What the task asks
Copy down the listing below exactly, please, including every line.

Extracted material

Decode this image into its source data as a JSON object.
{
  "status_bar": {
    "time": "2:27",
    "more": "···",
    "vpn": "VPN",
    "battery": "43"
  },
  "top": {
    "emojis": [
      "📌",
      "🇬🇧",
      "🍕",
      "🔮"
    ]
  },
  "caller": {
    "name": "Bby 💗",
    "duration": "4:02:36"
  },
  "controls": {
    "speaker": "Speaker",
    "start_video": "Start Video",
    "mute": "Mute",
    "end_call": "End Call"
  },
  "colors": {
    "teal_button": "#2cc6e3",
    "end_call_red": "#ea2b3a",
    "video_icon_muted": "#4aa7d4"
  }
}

Worked solution
Decode this image into its source data as a JSON object.
{
  "status_bar": {
    "time": "2:27",
    "more": "···",
    "vpn": "VPN",
    "battery": "43"
  },
  "top": {
    "emojis": [
      "📌",
      "🇬🇧",
      "🍕",
      "🔮"
    ]
  },
  "caller": {
    "name": "Bby 💗",
    "duration": "4:02:36"
  },
  "controls": {
    "speaker": "Speaker",
    "start_video": "Start Video",
    "mute": "Mute",
    "end_call": "End Call"
  },
  "colors": {
    "teal_button": "#2cc6e3",
    "end_call_red": "#ea2b3a",
    "video_icon_muted": "#4aa7d4"
  }
}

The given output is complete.